Mariners release Ramirez

PEORIA, Ariz. -- The Seattle Mariners released pitcher
Horacio Ramirez on Wednesday, giving up on the underperforming left-hander they acquired in a trade 15 months ago.

Seattle got Ramirez from Atlanta for reliever Rafael Soriano before last season. The 28-year-old Ramirez then went 8-7 with a 7.16 ERA in 20 starts and spent nearly two months on the disabled list because of a sore shoulder.

Last month's trade for ace Erik Bedard and the offseason signing of free-agent starter Carlos Silva left Ramirez in a short-lived spring training battle with R.A. Dickey for a job as a long reliever.

Soriano went 3-3 with a 3.00 ERA and nine saves in 71 games last season for the Braves, who gave him a $9 million, two-year contract in January. He will start this season as Atlanta's closer.

Mariners general manager Bill Bavasi has been roundly criticized for the deal that brought the oft-injured Ramirez to Seattle to be the team's No. 4 starter last season.

"It illustrates the difficulty of acquiring starting pitching and the economy of starting pitching," Bavasi said of Ramirez's flameout. "We can build a bullpen economically. But starting pitching, you can't do that economically."

Last fall, Mariners president Chuck Armstrong hinted the Ramirez-for-Soriano trade wasn't Bavasi's fault, that it happened for more than just baseball reasons.

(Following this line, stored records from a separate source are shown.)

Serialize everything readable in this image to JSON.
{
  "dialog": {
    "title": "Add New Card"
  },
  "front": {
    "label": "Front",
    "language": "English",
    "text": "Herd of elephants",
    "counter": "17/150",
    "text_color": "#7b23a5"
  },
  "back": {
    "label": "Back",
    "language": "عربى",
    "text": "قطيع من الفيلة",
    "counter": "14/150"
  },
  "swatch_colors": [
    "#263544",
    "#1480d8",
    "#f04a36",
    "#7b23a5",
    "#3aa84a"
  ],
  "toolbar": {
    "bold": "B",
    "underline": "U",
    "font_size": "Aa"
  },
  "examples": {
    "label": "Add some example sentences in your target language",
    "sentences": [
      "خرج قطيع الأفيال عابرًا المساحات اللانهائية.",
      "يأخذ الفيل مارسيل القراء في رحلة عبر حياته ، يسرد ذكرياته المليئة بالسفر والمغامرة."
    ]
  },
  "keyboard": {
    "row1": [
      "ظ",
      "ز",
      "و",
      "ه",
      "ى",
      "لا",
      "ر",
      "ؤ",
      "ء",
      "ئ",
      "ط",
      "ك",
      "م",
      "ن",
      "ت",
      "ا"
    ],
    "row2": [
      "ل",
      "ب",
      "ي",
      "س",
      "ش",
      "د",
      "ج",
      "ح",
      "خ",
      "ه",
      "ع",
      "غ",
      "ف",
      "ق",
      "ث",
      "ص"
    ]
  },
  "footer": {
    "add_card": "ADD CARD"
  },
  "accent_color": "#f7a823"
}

Armstrong said last Sept. 27, without naming specific off-field incidents, that "a lot of things went on that compelled us to make that move" of Soriano for whatever the Mariners could get.

The Mariners signed Ramirez to a $2.75 million, one-year contract in January, as insurance for the rotation in case they didn't complete their long-pursued trade for Bedard from Baltimore. By releasing Ramirez on Wednesday instead of Thursday, the Mariners saved $229,167, a prorated portion of his salary for 2008.

Ramirez, who allowed three runs in five innings over two appearances this month, appeared stunned by the move. He quietly and politely refused to answer questions as he walked away from his Mariners locker less than an hour before his now-former team played the
Milwaukee Brewers.

"Not today. Thanks for everything," he said, softly.

Teammates came by to offer encouragement that another team will soon sign him. If he clears waivers, as expected, the five-year veteran who went 12-4 with Atlanta in 2003 will become a free agent.

His departure suggests Dickey has apparently won the long-relief, spot-starter job -- though Bavasi would not comment on if that was so.

The 33-year-old knuckleballer, who hasn't been in the major leagues in 23 months, has to stay on Seattle's major league roster all season or be offered back to Minnesota for $25,000. That is per the regulations of the winter meeting draft (Rule 5) that brought Dickey to Seattle.

The former first-round draft choice of Texas has allowed just one run and four hits in seven innings this spring, even though Arizona's dry air is notorious for mitigating movement on pitches.

"He has shown some good knuckleballs, even in the thin air. So we are getting a good feeling on what he's about," manager John McLaren said, before the team announced Ramirez's release.